“It was a very, very emotional moment. I never cried, but I was close to it when I got to the gate,” he said.

Dayes spent his earlier years in Buff Bay, Portland, before going to Kingston, where he attended Wolmer’s Boys’ School. He eventually migrated to the United States and studied aviation management at Florida Tech University. He became a private pilot at 19 and went commercial three years later.

Prior to flying on Saturday morning, Dayes had asked the captain for the honour of welcoming the passengers aboard the craft and introducing himself.

“I threw a little bit of the Patois in the announcement but nothing too much,” he said.

The reception he got after announcing that he was about to fly a plane to Jamaica for the first time made the occasion even more emotional.

“Everybody complimented me, and you know Jamaicans, they applauded. ... Once they were deplaning, everybody was hugging me up and taking selfies and pictures, and even the tourists, they were like, ‘Good job. I am proud of you for coming back home,’” he said.

Dayes ensured that he got up extra early on Saturday for the 7:50 a.m. flight.

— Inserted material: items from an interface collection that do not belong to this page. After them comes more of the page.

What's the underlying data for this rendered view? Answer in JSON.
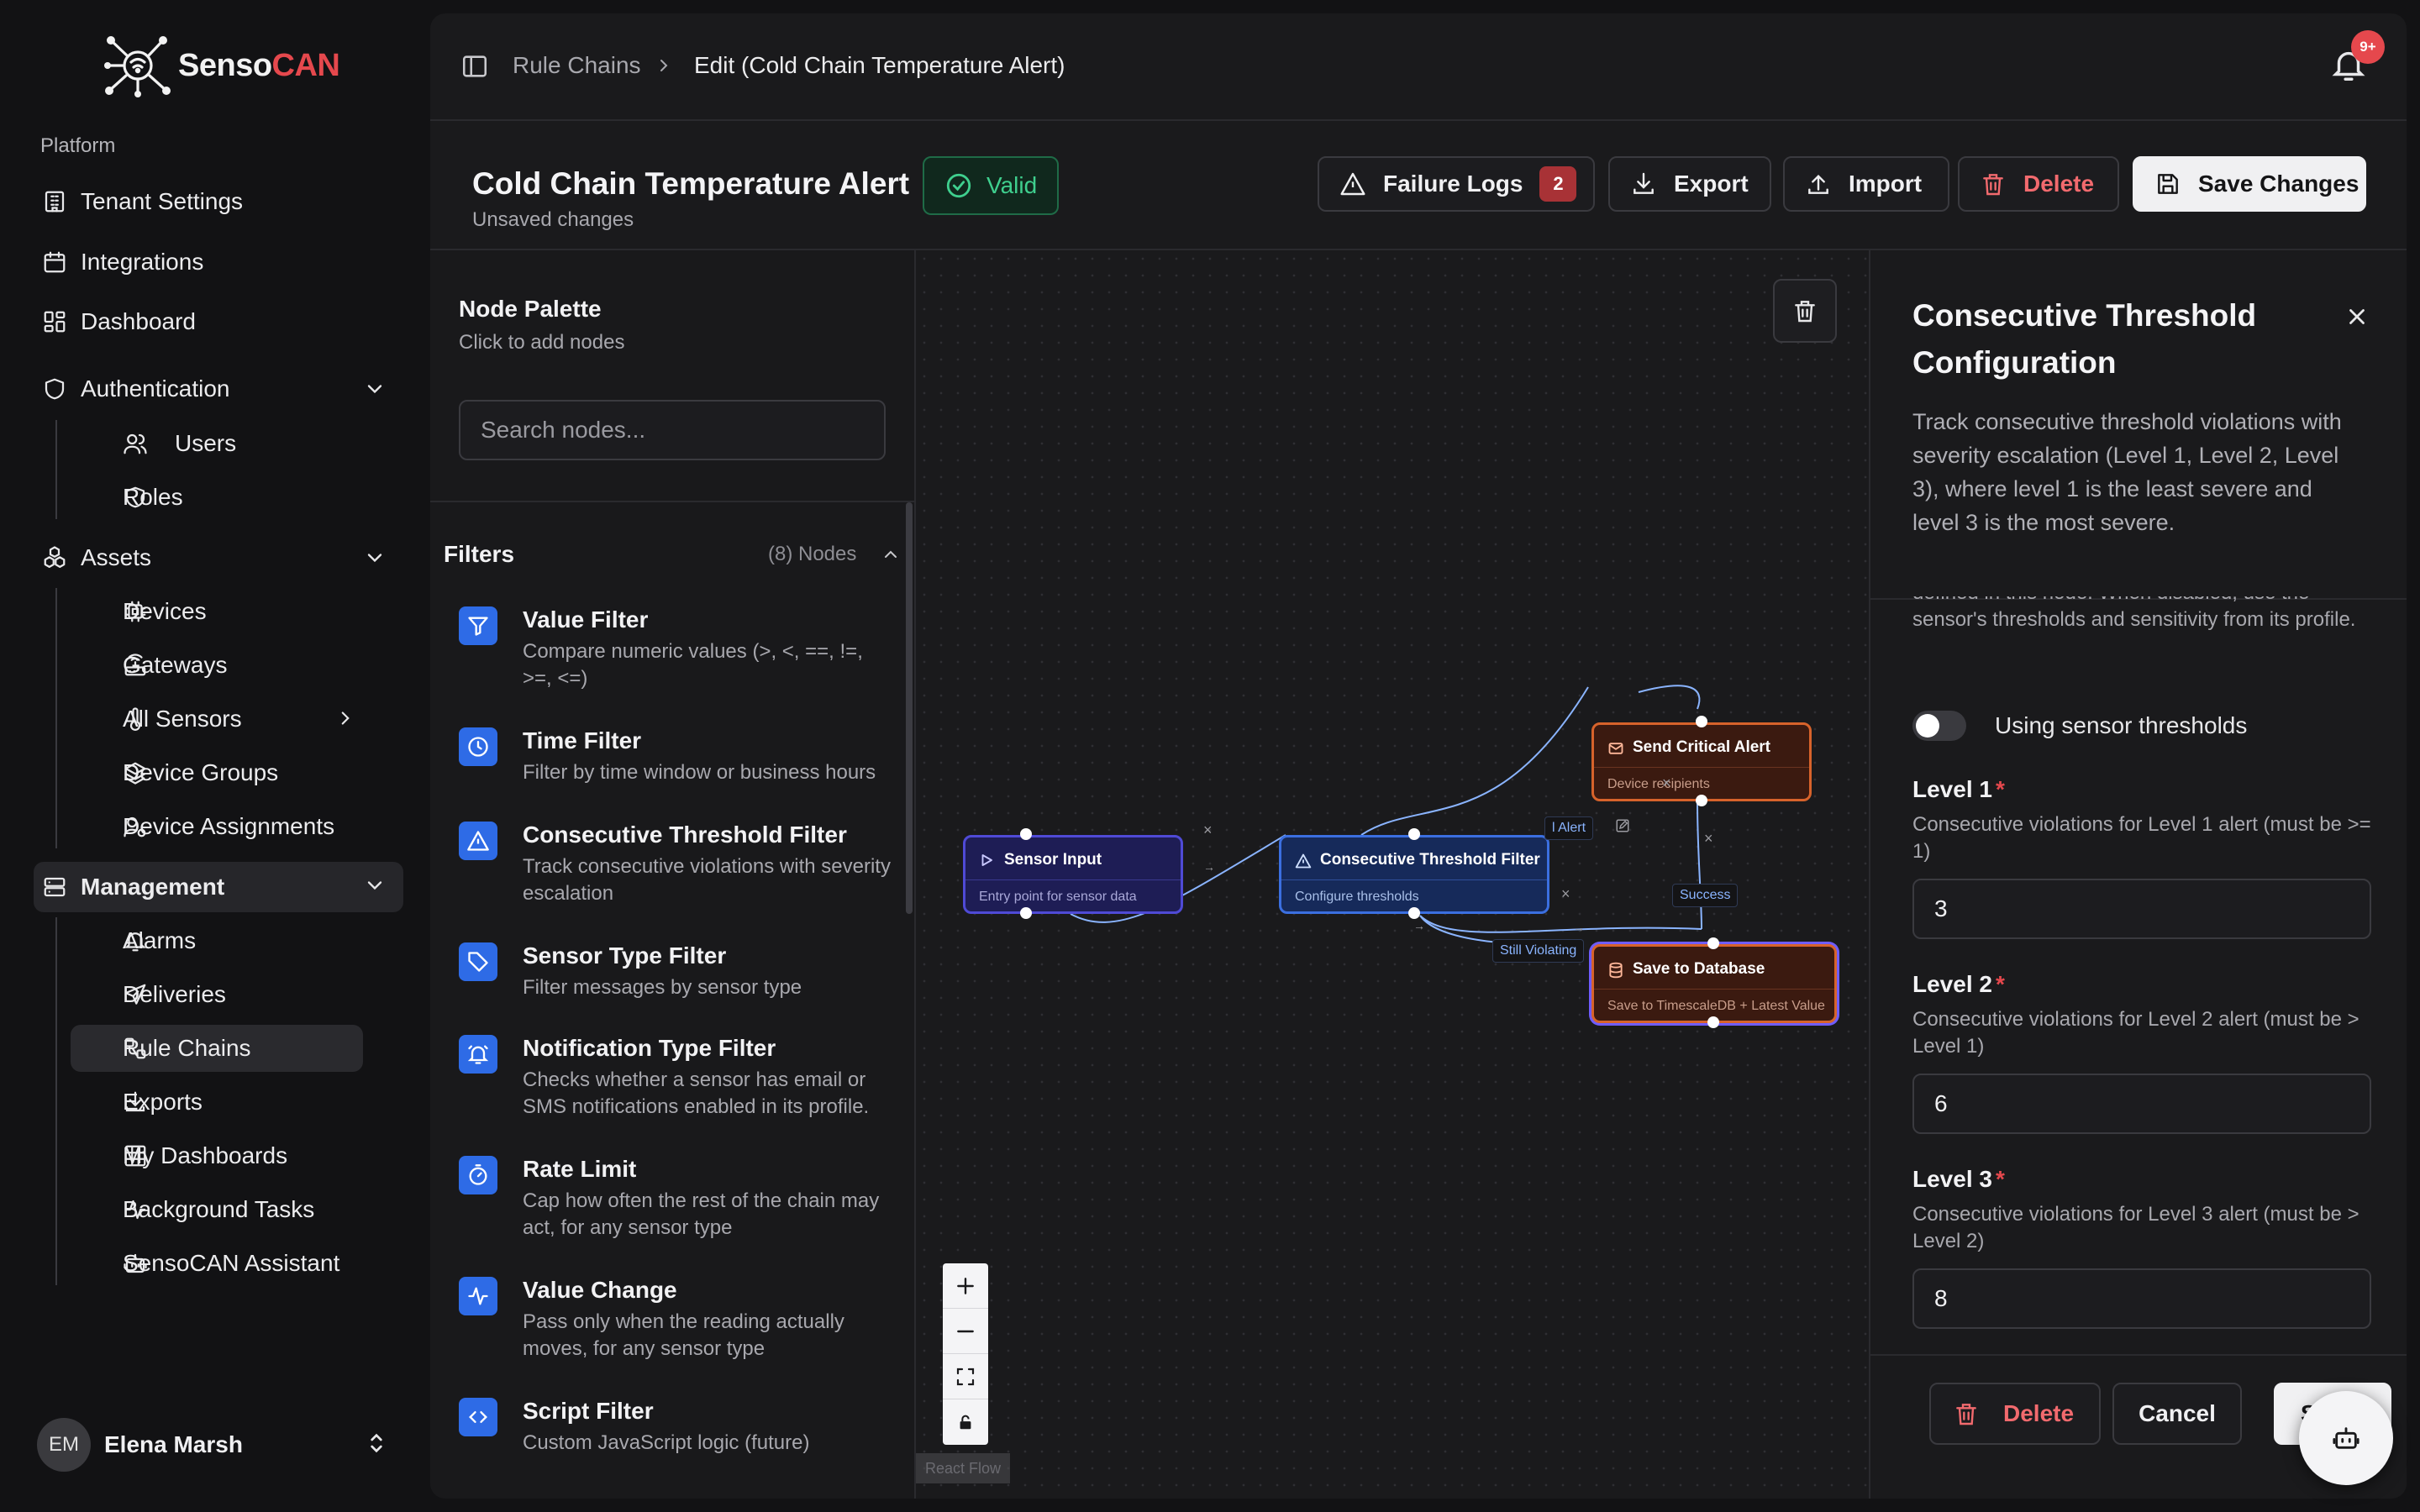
{
  "app": {
    "brand_prefix": "Senso",
    "brand_accent": "CAN",
    "accent_color": "#e5484d"
  },
  "sidebar": {
    "section_label": "Platform",
    "items": {
      "tenant_settings": "Tenant Settings",
      "integrations": "Integrations",
      "dashboard": "Dashboard",
      "authentication": "Authentication",
      "users": "Users",
      "roles": "Roles",
      "assets": "Assets",
      "devices": "Devices",
      "gateways": "Gateways",
      "all_sensors": "All Sensors",
      "device_groups": "Device Groups",
      "device_assignments": "Device Assignments",
      "management": "Management",
      "alarms": "Alarms",
      "deliveries": "Deliveries",
      "rule_chains": "Rule Chains",
      "exports": "Exports",
      "my_dashboards": "My Dashboards",
      "background_tasks": "Background Tasks",
      "senso_assistant": "SensoCAN Assistant"
    },
    "user": {
      "initials": "EM",
      "name": "Elena Marsh"
    }
  },
  "topbar": {
    "breadcrumb_root": "Rule Chains",
    "breadcrumb_current": "Edit (Cold Chain Temperature Alert)",
    "notification_count": "9+"
  },
  "header": {
    "title": "Cold Chain Temperature Alert",
    "subtitle": "Unsaved changes",
    "valid_label": "Valid",
    "failure_logs_label": "Failure Logs",
    "failure_logs_count": "2",
    "export_label": "Export",
    "import_label": "Import",
    "delete_label": "Delete",
    "save_label": "Save Changes"
  },
  "palette": {
    "title": "Node Palette",
    "subtitle": "Click to add nodes",
    "search_placeholder": "Search nodes...",
    "section_title": "Filters",
    "section_count": "(8) Nodes",
    "items": [
      {
        "title": "Value Filter",
        "desc": "Compare numeric values (>, <, ==, !=, >=, <=)",
        "icon": "filter-icon"
      },
      {
        "title": "Time Filter",
        "desc": "Filter by time window or business hours",
        "icon": "clock-icon"
      },
      {
        "title": "Consecutive Threshold Filter",
        "desc": "Track consecutive violations with severity escalation",
        "icon": "warning-icon"
      },
      {
        "title": "Sensor Type Filter",
        "desc": "Filter messages by sensor type",
        "icon": "tag-icon"
      },
      {
        "title": "Notification Type Filter",
        "desc": "Checks whether a sensor has email or SMS notifications enabled in its profile.",
        "icon": "bell-icon"
      },
      {
        "title": "Rate Limit",
        "desc": "Cap how often the rest of the chain may act, for any sensor type",
        "icon": "timer-icon"
      },
      {
        "title": "Value Change",
        "desc": "Pass only when the reading actually moves, for any sensor type",
        "icon": "activity-icon"
      },
      {
        "title": "Script Filter",
        "desc": "Custom JavaScript logic (future)",
        "icon": "code-icon"
      }
    ]
  },
  "canvas": {
    "attribution": "React Flow",
    "nodes": {
      "sensor_input": {
        "title": "Sensor Input",
        "desc": "Entry point for sensor data"
      },
      "threshold": {
        "title": "Consecutive Threshold Filter",
        "desc": "Configure thresholds"
      },
      "critical_alert": {
        "title": "Send Critical Alert",
        "desc": "Device recipients"
      },
      "save_db": {
        "title": "Save to Database",
        "desc": "Save to TimescaleDB + Latest Value"
      }
    },
    "edge_labels": {
      "alert": "l Alert",
      "success": "Success",
      "still_violating": "Still Violating"
    }
  },
  "config": {
    "title": "Consecutive Threshold Configuration",
    "description": "Track consecutive threshold violations with severity escalation (Level 1, Level 2, Level 3), where level 1 is the least severe and level 3 is the most severe.",
    "toggle_help": "defined in this node. When disabled, use the sensor's thresholds and sensitivity from its profile.",
    "toggle_label": "Using sensor thresholds",
    "level1_label": "Level 1",
    "level1_help": "Consecutive violations for Level 1 alert (must be >= 1)",
    "level1_value": "3",
    "level2_label": "Level 2",
    "level2_help": "Consecutive violations for Level 2 alert (must be > Level 1)",
    "level2_value": "6",
    "level3_label": "Level 3",
    "level3_help": "Consecutive violations for Level 3 alert (must be > Level 2)",
    "level3_value": "8",
    "required_mark": "*",
    "delete_label": "Delete",
    "cancel_label": "Cancel",
    "save_label": "Sa"
  }
}
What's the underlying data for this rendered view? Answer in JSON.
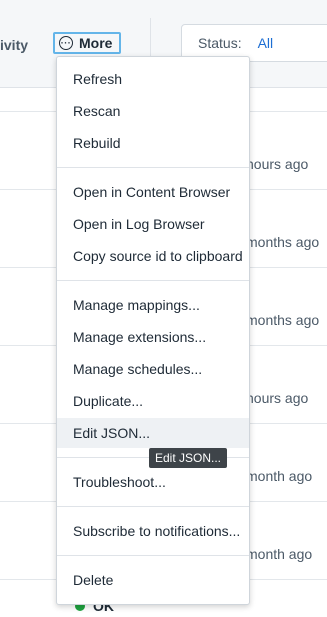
{
  "header": {
    "activity_label": "ivity",
    "more_label": "More",
    "status_label": "Status:",
    "status_value": "All"
  },
  "rows": {
    "times": [
      "hours ago",
      "months ago",
      "months ago",
      "hours ago",
      "month ago",
      "month ago"
    ],
    "last_status": "OK"
  },
  "menu": {
    "group1": [
      "Refresh",
      "Rescan",
      "Rebuild"
    ],
    "group2": [
      "Open in Content Browser",
      "Open in Log Browser",
      "Copy source id to clipboard"
    ],
    "group3": [
      "Manage mappings...",
      "Manage extensions...",
      "Manage schedules...",
      "Duplicate...",
      "Edit JSON..."
    ],
    "group4": [
      "Troubleshoot..."
    ],
    "group5": [
      "Subscribe to notifications..."
    ],
    "group6": [
      "Delete"
    ]
  },
  "tooltip": "Edit JSON...",
  "colors": {
    "accent": "#1d6ed3",
    "focus": "#64b5e9",
    "ok": "#1ea33f"
  }
}
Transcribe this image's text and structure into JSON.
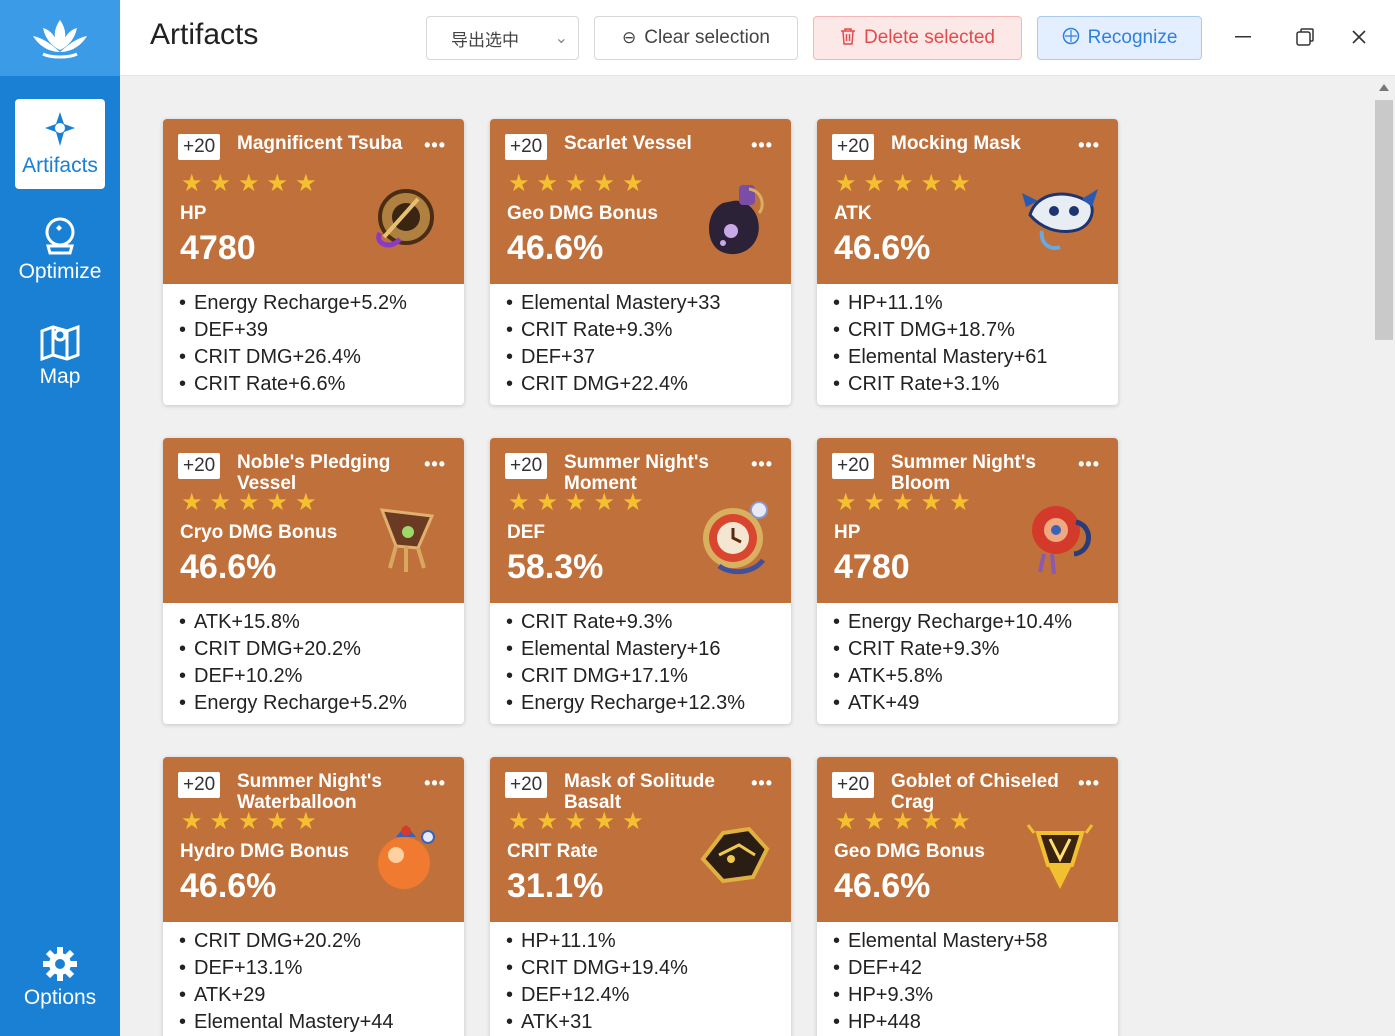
{
  "app": {
    "title": "Artifacts"
  },
  "sidebar": {
    "items": [
      {
        "label": "Artifacts",
        "icon": "artifact-icon"
      },
      {
        "label": "Optimize",
        "icon": "crystal-ball-icon"
      },
      {
        "label": "Map",
        "icon": "map-icon"
      },
      {
        "label": "Options",
        "icon": "gear-icon"
      }
    ]
  },
  "toolbar": {
    "export_label": "导出选中",
    "clear_label": "Clear selection",
    "delete_label": "Delete selected",
    "recognize_label": "Recognize"
  },
  "colors": {
    "sidebar": "#1a80d4",
    "card_header": "#c0703a",
    "star": "#f5c030",
    "delete": "#e14b4b",
    "recognize": "#2f7fe0"
  },
  "cards": [
    {
      "level": "+20",
      "name": "Magnificent Tsuba",
      "stars": "★★★★★",
      "main_stat": "HP",
      "main_value": "4780",
      "subs": [
        "Energy Recharge+5.2%",
        "DEF+39",
        "CRIT DMG+26.4%",
        "CRIT Rate+6.6%"
      ],
      "art": "tsuba"
    },
    {
      "level": "+20",
      "name": "Scarlet Vessel",
      "stars": "★★★★★",
      "main_stat": "Geo DMG Bonus",
      "main_value": "46.6%",
      "subs": [
        "Elemental Mastery+33",
        "CRIT Rate+9.3%",
        "DEF+37",
        "CRIT DMG+22.4%"
      ],
      "art": "vessel"
    },
    {
      "level": "+20",
      "name": "Mocking Mask",
      "stars": "★★★★★",
      "main_stat": "ATK",
      "main_value": "46.6%",
      "subs": [
        "HP+11.1%",
        "CRIT DMG+18.7%",
        "Elemental Mastery+61",
        "CRIT Rate+3.1%"
      ],
      "art": "mask"
    },
    {
      "level": "+20",
      "name": "Noble's Pledging Vessel",
      "stars": "★★★★★",
      "main_stat": "Cryo DMG Bonus",
      "main_value": "46.6%",
      "subs": [
        "ATK+15.8%",
        "CRIT DMG+20.2%",
        "DEF+10.2%",
        "Energy Recharge+5.2%"
      ],
      "art": "noble"
    },
    {
      "level": "+20",
      "name": "Summer Night's Moment",
      "stars": "★★★★★",
      "main_stat": "DEF",
      "main_value": "58.3%",
      "subs": [
        "CRIT Rate+9.3%",
        "Elemental Mastery+16",
        "CRIT DMG+17.1%",
        "Energy Recharge+12.3%"
      ],
      "art": "clock"
    },
    {
      "level": "+20",
      "name": "Summer Night's Bloom",
      "stars": "★★★★★",
      "main_stat": "HP",
      "main_value": "4780",
      "subs": [
        "Energy Recharge+10.4%",
        "CRIT Rate+9.3%",
        "ATK+5.8%",
        "ATK+49"
      ],
      "art": "bloom"
    },
    {
      "level": "+20",
      "name": "Summer Night's Waterballoon",
      "stars": "★★★★★",
      "main_stat": "Hydro DMG Bonus",
      "main_value": "46.6%",
      "subs": [
        "CRIT DMG+20.2%",
        "DEF+13.1%",
        "ATK+29",
        "Elemental Mastery+44"
      ],
      "art": "balloon"
    },
    {
      "level": "+20",
      "name": "Mask of Solitude Basalt",
      "stars": "★★★★★",
      "main_stat": "CRIT Rate",
      "main_value": "31.1%",
      "subs": [
        "HP+11.1%",
        "CRIT DMG+19.4%",
        "DEF+12.4%",
        "ATK+31"
      ],
      "art": "basalt"
    },
    {
      "level": "+20",
      "name": "Goblet of Chiseled Crag",
      "stars": "★★★★★",
      "main_stat": "Geo DMG Bonus",
      "main_value": "46.6%",
      "subs": [
        "Elemental Mastery+58",
        "DEF+42",
        "HP+9.3%",
        "HP+448"
      ],
      "art": "goblet"
    }
  ]
}
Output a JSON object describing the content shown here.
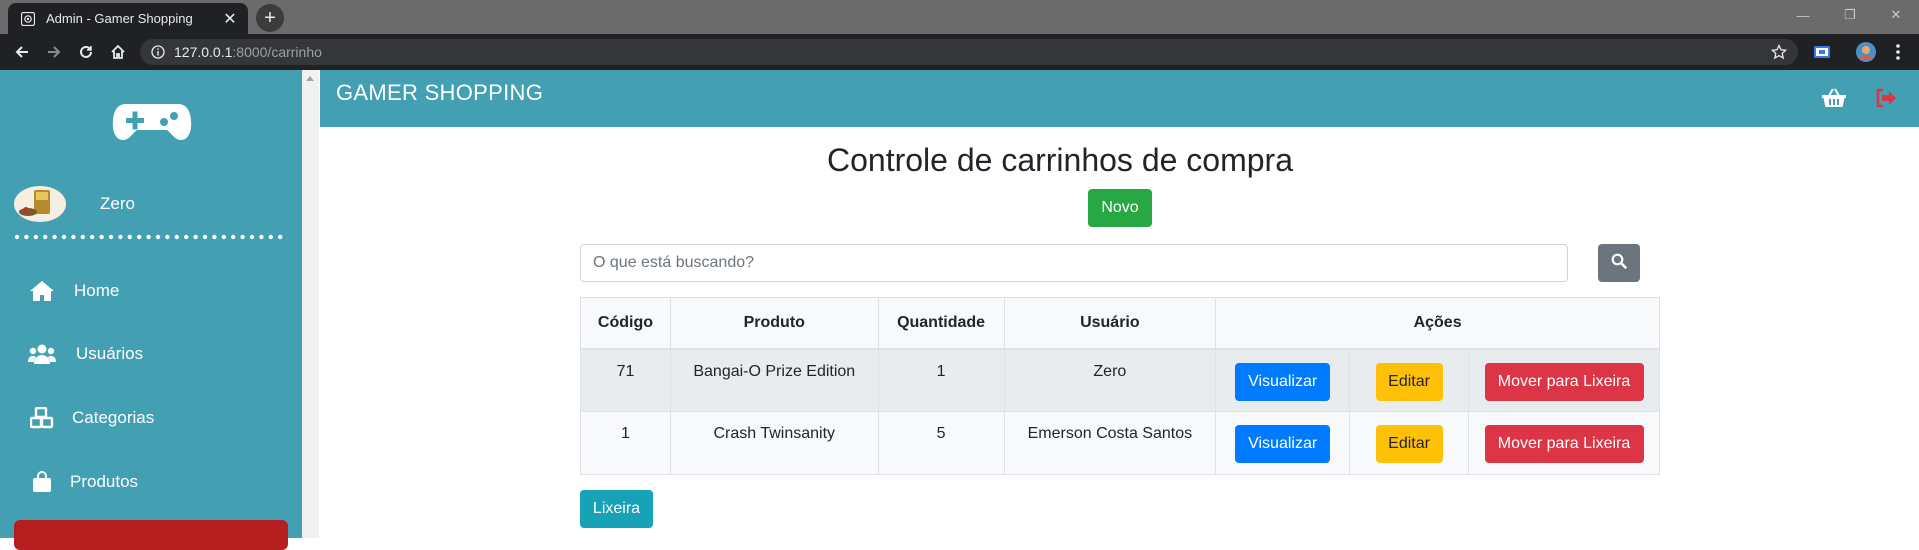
{
  "browser": {
    "tab_title": "Admin - Gamer Shopping",
    "tab_close": "✕",
    "new_tab": "+",
    "url_host": "127.0.0.1",
    "url_path": ":8000/carrinho",
    "window_controls": [
      "—",
      "❐",
      "✕"
    ]
  },
  "sidebar": {
    "logo_icon": "gamepad-icon",
    "username": "Zero",
    "items": [
      {
        "label": "Home",
        "icon": "home-icon"
      },
      {
        "label": "Usuários",
        "icon": "users-icon"
      },
      {
        "label": "Categorias",
        "icon": "categories-icon"
      },
      {
        "label": "Produtos",
        "icon": "shopping-bag-icon"
      }
    ]
  },
  "header": {
    "brand": "GAMER SHOPPING",
    "icons": [
      "basket-icon",
      "logout-icon"
    ]
  },
  "main": {
    "title": "Controle de carrinhos de compra",
    "new_button": "Novo",
    "search_placeholder": "O que está buscando?",
    "trash_button": "Lixeira",
    "table": {
      "headers": [
        "Código",
        "Produto",
        "Quantidade",
        "Usuário",
        "Ações"
      ],
      "rows": [
        {
          "codigo": "71",
          "produto": "Bangai-O Prize Edition",
          "quantidade": "1",
          "usuario": "Zero"
        },
        {
          "codigo": "1",
          "produto": "Crash Twinsanity",
          "quantidade": "5",
          "usuario": "Emerson Costa Santos"
        }
      ],
      "actions": {
        "view": "Visualizar",
        "edit": "Editar",
        "trash": "Mover para Lixeira"
      }
    }
  },
  "colors": {
    "teal": "#43a0b3",
    "green": "#28a745",
    "blue": "#007bff",
    "yellow": "#ffc107",
    "red": "#dc3545",
    "info": "#17a2b8",
    "gray": "#6c757d"
  }
}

While pilots are typically required to be on board their aircraft at least 30 minutes early, he got there shortly after six.

Proudly carrying flag

In his planning the night before, he ensured that he also packed his Jamaican flag, which he proudly displayed once he landed. The memorabilia has accompanied him on all his trips, but he admitted that he actually ironed it prior to his Jamaican trip.

“It still has some crush on it because I had to fold it to bring it with me, but I didn’t want it completely crushed for the picture,” he told The Gleaner.

Dayes had hoped to have his mom on board to witness the special occasion because as a single mother, she has been his biggest cheerleader. However, she had to remain in Florida to take care of his grandmother, who is ill. Despite her absence, he found that there were several persons on board cheering him on.

“There was this lady on the flight that was coming off, and she kind of reminded me of my grandmother. She said, ‘Young man, in my 91 years on Earth, this is one of my proudest days,” he said, describing one of his most memorable moments.

Being slated to pilot the Boeing 737 aircraft to Jamaica so early in the year came as a complete surprise to Dayes. He had hoped to amass more hours flying the much larger aircraft although he had made prior trips to countries such as Canada, Mexico, and the Turks and Caicos Islands.

“It is a dream come true, something I have always wanted to do,” he said.